Assigned task —
Each entry below is to be copied verbatim.

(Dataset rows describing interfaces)
━━━━━━
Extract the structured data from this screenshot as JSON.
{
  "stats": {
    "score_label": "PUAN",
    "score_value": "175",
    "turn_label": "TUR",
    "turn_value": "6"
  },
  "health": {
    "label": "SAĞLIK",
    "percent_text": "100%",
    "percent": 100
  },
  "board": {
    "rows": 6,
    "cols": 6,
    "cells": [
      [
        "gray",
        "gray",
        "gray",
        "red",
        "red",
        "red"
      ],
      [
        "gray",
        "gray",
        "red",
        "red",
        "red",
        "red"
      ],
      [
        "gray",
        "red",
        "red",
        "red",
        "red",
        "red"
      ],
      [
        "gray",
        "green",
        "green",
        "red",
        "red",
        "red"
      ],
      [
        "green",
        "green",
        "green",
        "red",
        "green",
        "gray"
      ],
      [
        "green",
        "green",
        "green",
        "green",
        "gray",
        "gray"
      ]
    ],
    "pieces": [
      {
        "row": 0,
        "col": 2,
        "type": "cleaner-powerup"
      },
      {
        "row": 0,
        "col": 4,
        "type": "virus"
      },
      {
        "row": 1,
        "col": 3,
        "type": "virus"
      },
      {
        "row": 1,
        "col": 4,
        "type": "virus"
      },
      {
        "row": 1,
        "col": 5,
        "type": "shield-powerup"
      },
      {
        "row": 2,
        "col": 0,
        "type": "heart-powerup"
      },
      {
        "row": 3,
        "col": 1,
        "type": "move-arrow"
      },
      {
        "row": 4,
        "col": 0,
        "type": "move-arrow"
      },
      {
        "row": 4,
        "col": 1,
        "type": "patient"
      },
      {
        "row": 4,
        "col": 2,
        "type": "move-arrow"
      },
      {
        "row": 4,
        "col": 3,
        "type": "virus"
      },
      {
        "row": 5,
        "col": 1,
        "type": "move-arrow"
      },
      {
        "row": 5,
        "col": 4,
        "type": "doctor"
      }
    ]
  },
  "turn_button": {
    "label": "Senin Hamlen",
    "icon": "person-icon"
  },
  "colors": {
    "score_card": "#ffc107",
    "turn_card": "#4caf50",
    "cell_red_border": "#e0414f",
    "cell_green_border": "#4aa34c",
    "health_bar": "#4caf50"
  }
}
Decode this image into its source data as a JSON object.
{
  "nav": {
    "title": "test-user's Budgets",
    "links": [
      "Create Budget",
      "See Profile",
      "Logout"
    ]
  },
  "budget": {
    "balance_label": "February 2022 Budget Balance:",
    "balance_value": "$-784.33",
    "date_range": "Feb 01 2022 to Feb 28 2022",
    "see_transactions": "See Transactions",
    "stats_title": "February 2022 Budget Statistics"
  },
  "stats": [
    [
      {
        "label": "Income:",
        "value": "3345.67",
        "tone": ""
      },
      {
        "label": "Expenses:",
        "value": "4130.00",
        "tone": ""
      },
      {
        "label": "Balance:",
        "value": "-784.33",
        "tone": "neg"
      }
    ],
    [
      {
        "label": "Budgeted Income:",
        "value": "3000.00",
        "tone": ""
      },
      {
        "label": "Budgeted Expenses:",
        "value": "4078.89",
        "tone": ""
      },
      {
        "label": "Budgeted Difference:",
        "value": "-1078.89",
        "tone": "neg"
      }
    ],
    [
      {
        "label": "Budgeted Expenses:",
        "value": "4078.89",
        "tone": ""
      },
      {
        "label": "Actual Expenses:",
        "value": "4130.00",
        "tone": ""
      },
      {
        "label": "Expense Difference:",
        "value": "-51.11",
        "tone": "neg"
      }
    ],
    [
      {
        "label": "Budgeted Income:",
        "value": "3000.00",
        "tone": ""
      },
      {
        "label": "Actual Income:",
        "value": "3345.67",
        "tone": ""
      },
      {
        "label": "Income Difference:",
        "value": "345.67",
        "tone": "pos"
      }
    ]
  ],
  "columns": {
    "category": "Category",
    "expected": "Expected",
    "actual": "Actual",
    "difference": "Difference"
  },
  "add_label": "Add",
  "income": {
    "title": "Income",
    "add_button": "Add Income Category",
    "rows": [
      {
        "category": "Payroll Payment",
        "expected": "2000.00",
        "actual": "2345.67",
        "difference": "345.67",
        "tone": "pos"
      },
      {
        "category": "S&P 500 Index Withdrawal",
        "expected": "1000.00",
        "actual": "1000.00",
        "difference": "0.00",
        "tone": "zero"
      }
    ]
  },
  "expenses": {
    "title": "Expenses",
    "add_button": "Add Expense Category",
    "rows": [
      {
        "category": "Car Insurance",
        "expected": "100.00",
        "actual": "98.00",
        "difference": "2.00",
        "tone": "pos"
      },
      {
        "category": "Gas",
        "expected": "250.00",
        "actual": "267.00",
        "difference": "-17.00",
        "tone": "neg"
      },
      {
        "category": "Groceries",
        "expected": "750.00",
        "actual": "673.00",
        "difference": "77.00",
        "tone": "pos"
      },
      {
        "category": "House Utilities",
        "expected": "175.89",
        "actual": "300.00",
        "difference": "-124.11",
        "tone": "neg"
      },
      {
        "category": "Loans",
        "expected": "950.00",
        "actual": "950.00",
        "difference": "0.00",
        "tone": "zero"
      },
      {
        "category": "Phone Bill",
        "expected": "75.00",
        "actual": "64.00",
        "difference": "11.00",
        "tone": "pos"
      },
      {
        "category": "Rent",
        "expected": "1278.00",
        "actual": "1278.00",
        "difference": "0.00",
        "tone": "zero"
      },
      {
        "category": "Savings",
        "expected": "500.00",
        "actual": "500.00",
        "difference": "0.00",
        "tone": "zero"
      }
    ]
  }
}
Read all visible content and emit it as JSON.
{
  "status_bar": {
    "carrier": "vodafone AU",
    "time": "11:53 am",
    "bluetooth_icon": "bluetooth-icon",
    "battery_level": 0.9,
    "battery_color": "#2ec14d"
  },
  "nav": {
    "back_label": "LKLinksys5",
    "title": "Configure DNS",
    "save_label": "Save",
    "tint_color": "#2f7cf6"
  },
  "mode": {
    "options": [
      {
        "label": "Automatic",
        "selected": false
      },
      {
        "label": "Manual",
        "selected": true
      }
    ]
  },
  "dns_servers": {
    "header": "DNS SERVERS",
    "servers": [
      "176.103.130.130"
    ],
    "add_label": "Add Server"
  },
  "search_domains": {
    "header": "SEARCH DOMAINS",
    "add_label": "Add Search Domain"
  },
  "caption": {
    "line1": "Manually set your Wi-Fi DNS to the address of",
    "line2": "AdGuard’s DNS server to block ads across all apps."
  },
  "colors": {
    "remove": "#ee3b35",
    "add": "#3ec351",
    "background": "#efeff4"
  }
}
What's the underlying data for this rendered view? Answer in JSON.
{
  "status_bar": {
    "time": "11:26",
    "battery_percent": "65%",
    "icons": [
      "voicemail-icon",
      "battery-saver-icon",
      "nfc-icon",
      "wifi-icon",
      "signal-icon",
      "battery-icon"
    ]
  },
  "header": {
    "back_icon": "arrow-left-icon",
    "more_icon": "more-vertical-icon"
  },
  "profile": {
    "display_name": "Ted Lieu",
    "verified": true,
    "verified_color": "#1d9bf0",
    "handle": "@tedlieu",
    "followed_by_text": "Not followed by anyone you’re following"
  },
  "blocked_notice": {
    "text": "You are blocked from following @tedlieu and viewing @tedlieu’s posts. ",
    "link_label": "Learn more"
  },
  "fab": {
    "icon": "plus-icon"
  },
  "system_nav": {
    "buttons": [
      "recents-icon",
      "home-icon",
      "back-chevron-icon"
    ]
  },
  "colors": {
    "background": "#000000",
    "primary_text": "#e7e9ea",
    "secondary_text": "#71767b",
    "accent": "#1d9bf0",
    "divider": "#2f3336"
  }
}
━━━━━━
Problem solution —
Extract the structured data from this screenshot as JSON.
{
  "stats": {
    "score_label": "PUAN",
    "score_value": "175",
    "turn_label": "TUR",
    "turn_value": "6"
  },
  "health": {
    "label": "SAĞLIK",
    "percent_text": "100%",
    "percent": 100
  },
  "board": {
    "rows": 6,
    "cols": 6,
    "cells": [
      [
        "gray",
        "gray",
        "gray",
        "red",
        "red",
        "red"
      ],
      [
        "gray",
        "gray",
        "red",
        "red",
        "red",
        "red"
      ],
      [
        "gray",
        "red",
        "red",
        "red",
        "red",
        "red"
      ],
      [
        "gray",
        "green",
        "green",
        "red",
        "red",
        "red"
      ],
      [
        "green",
        "green",
        "green",
        "red",
        "green",
        "gray"
      ],
      [
        "green",
        "green",
        "green",
        "green",
        "gray",
        "gray"
      ]
    ],
    "pieces": [
      {
        "row": 0,
        "col": 2,
        "type": "cleaner-powerup"
      },
      {
        "row": 0,
        "col": 4,
        "type": "virus"
      },
      {
        "row": 1,
        "col": 3,
        "type": "virus"
      },
      {
        "row": 1,
        "col": 4,
        "type": "virus"
      },
      {
        "row": 1,
        "col": 5,
        "type": "shield-powerup"
      },
      {
        "row": 2,
        "col": 0,
        "type": "heart-powerup"
      },
      {
        "row": 3,
        "col": 1,
        "type": "move-arrow"
      },
      {
        "row": 4,
        "col": 0,
        "type": "move-arrow"
      },
      {
        "row": 4,
        "col": 1,
        "type": "patient"
      },
      {
        "row": 4,
        "col": 2,
        "type": "move-arrow"
      },
      {
        "row": 4,
        "col": 3,
        "type": "virus"
      },
      {
        "row": 5,
        "col": 1,
        "type": "move-arrow"
      },
      {
        "row": 5,
        "col": 4,
        "type": "doctor"
      }
    ]
  },
  "turn_button": {
    "label": "Senin Hamlen",
    "icon": "person-icon"
  },
  "colors": {
    "score_card": "#ffc107",
    "turn_card": "#4caf50",
    "cell_red_border": "#e0414f",
    "cell_green_border": "#4aa34c",
    "health_bar": "#4caf50"
  }
}
Decode this image into its source data as a JSON object.
{
  "nav": {
    "title": "test-user's Budgets",
    "links": [
      "Create Budget",
      "See Profile",
      "Logout"
    ]
  },
  "budget": {
    "balance_label": "February 2022 Budget Balance:",
    "balance_value": "$-784.33",
    "date_range": "Feb 01 2022 to Feb 28 2022",
    "see_transactions": "See Transactions",
    "stats_title": "February 2022 Budget Statistics"
  },
  "stats": [
    [
      {
        "label": "Income:",
        "value": "3345.67",
        "tone": ""
      },
      {
        "label": "Expenses:",
        "value": "4130.00",
        "tone": ""
      },
      {
        "label": "Balance:",
        "value": "-784.33",
        "tone": "neg"
      }
    ],
    [
      {
        "label": "Budgeted Income:",
        "value": "3000.00",
        "tone": ""
      },
      {
        "label": "Budgeted Expenses:",
        "value": "4078.89",
        "tone": ""
      },
      {
        "label": "Budgeted Difference:",
        "value": "-1078.89",
        "tone": "neg"
      }
    ],
    [
      {
        "label": "Budgeted Expenses:",
        "value": "4078.89",
        "tone": ""
      },
      {
        "label": "Actual Expenses:",
        "value": "4130.00",
        "tone": ""
      },
      {
        "label": "Expense Difference:",
        "value": "-51.11",
        "tone": "neg"
      }
    ],
    [
      {
        "label": "Budgeted Income:",
        "value": "3000.00",
        "tone": ""
      },
      {
        "label": "Actual Income:",
        "value": "3345.67",
        "tone": ""
      },
      {
        "label": "Income Difference:",
        "value": "345.67",
        "tone": "pos"
      }
    ]
  ],
  "columns": {
    "category": "Category",
    "expected": "Expected",
    "actual": "Actual",
    "difference": "Difference"
  },
  "add_label": "Add",
  "income": {
    "title": "Income",
    "add_button": "Add Income Category",
    "rows": [
      {
        "category": "Payroll Payment",
        "expected": "2000.00",
        "actual": "2345.67",
        "difference": "345.67",
        "tone": "pos"
      },
      {
        "category": "S&P 500 Index Withdrawal",
        "expected": "1000.00",
        "actual": "1000.00",
        "difference": "0.00",
        "tone": "zero"
      }
    ]
  },
  "expenses": {
    "title": "Expenses",
    "add_button": "Add Expense Category",
    "rows": [
      {
        "category": "Car Insurance",
        "expected": "100.00",
        "actual": "98.00",
        "difference": "2.00",
        "tone": "pos"
      },
      {
        "category": "Gas",
        "expected": "250.00",
        "actual": "267.00",
        "difference": "-17.00",
        "tone": "neg"
      },
      {
        "category": "Groceries",
        "expected": "750.00",
        "actual": "673.00",
        "difference": "77.00",
        "tone": "pos"
      },
      {
        "category": "House Utilities",
        "expected": "175.89",
        "actual": "300.00",
        "difference": "-124.11",
        "tone": "neg"
      },
      {
        "category": "Loans",
        "expected": "950.00",
        "actual": "950.00",
        "difference": "0.00",
        "tone": "zero"
      },
      {
        "category": "Phone Bill",
        "expected": "75.00",
        "actual": "64.00",
        "difference": "11.00",
        "tone": "pos"
      },
      {
        "category": "Rent",
        "expected": "1278.00",
        "actual": "1278.00",
        "difference": "0.00",
        "tone": "zero"
      },
      {
        "category": "Savings",
        "expected": "500.00",
        "actual": "500.00",
        "difference": "0.00",
        "tone": "zero"
      }
    ]
  }
}
Read all visible content and emit it as JSON.
{
  "status_bar": {
    "carrier": "vodafone AU",
    "time": "11:53 am",
    "bluetooth_icon": "bluetooth-icon",
    "battery_level": 0.9,
    "battery_color": "#2ec14d"
  },
  "nav": {
    "back_label": "LKLinksys5",
    "title": "Configure DNS",
    "save_label": "Save",
    "tint_color": "#2f7cf6"
  },
  "mode": {
    "options": [
      {
        "label": "Automatic",
        "selected": false
      },
      {
        "label": "Manual",
        "selected": true
      }
    ]
  },
  "dns_servers": {
    "header": "DNS SERVERS",
    "servers": [
      "176.103.130.130"
    ],
    "add_label": "Add Server"
  },
  "search_domains": {
    "header": "SEARCH DOMAINS",
    "add_label": "Add Search Domain"
  },
  "caption": {
    "line1": "Manually set your Wi-Fi DNS to the address of",
    "line2": "AdGuard’s DNS server to block ads across all apps."
  },
  "colors": {
    "remove": "#ee3b35",
    "add": "#3ec351",
    "background": "#efeff4"
  }
}
What's the underlying data for this rendered view? Answer in JSON.
{
  "status_bar": {
    "time": "11:26",
    "battery_percent": "65%",
    "icons": [
      "voicemail-icon",
      "battery-saver-icon",
      "nfc-icon",
      "wifi-icon",
      "signal-icon",
      "battery-icon"
    ]
  },
  "header": {
    "back_icon": "arrow-left-icon",
    "more_icon": "more-vertical-icon"
  },
  "profile": {
    "display_name": "Ted Lieu",
    "verified": true,
    "verified_color": "#1d9bf0",
    "handle": "@tedlieu",
    "followed_by_text": "Not followed by anyone you’re following"
  },
  "blocked_notice": {
    "text": "You are blocked from following @tedlieu and viewing @tedlieu’s posts. ",
    "link_label": "Learn more"
  },
  "fab": {
    "icon": "plus-icon"
  },
  "system_nav": {
    "buttons": [
      "recents-icon",
      "home-icon",
      "back-chevron-icon"
    ]
  },
  "colors": {
    "background": "#000000",
    "primary_text": "#e7e9ea",
    "secondary_text": "#71767b",
    "accent": "#1d9bf0",
    "divider": "#2f3336"
  }
}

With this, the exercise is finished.